I have often heard people say that they think with both their mind and their heart, giving each way of thinking a particular form of thinking. The mind is associated with logical thinking, analysis and rationality, while the heart is often associated with emotions, feelings and intuition. By emphasising the involvement of both the mind and the heart in their thinking processes, people highlight the complexity of decision-making, which is influenced by the above factors.
When people say they think with their mind, they mean that they use their intellect and reason to analyse information, weigh pros and cons and make logical judgements. The mind is responsible for processing information, problem solving and critical thinking. It allows us to objectively assess situations and make decisions based on facts, evidence and rationality.
On the other hand, when people say they think with their heart, they emphasise the role of emotions and intuition in decision-making. Emotions play an important role in our perceptions, values and motivations. The heart is often associated with empathy, compassion and inner feelings that help us make choices that are consistent with our values and emotional well-being.
By combining the concepts of thinking with both the mind and the heart, people recognise the importance of balancing rationality and emotion in their decision-making processes. They recognise that decisions based solely on logic may lack emotional fulfilment, while decisions based solely on emotion may lack critical analysis. This highlights the understanding that optimal decision-making involves considering both cognitive and emotional aspects to arrive at a comprehensive and satisfactory outcome.

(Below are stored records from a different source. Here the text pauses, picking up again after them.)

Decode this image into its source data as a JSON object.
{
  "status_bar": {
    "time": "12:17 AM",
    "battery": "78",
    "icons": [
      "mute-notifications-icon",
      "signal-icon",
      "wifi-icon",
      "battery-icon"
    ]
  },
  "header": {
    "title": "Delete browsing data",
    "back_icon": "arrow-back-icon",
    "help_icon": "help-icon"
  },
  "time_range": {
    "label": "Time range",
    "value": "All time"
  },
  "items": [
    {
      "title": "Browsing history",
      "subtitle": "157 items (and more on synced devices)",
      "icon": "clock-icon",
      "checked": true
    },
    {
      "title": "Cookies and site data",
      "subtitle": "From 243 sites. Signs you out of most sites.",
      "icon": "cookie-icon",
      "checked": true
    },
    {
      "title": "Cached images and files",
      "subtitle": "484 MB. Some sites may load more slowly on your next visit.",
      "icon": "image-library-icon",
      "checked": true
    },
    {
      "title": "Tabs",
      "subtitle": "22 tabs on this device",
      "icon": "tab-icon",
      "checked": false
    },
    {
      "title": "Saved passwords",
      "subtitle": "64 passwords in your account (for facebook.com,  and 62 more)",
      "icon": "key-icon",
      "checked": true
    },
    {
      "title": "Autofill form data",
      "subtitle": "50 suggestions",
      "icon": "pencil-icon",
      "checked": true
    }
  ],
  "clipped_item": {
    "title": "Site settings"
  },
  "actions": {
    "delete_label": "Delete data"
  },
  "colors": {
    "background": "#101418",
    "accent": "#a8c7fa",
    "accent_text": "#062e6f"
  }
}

This type of thinking is, of course, philosophical, but again, it is based on the complexity of decision-making, and it also allows a better understanding of human motivations and values, because at the end of the day, people want to feel good.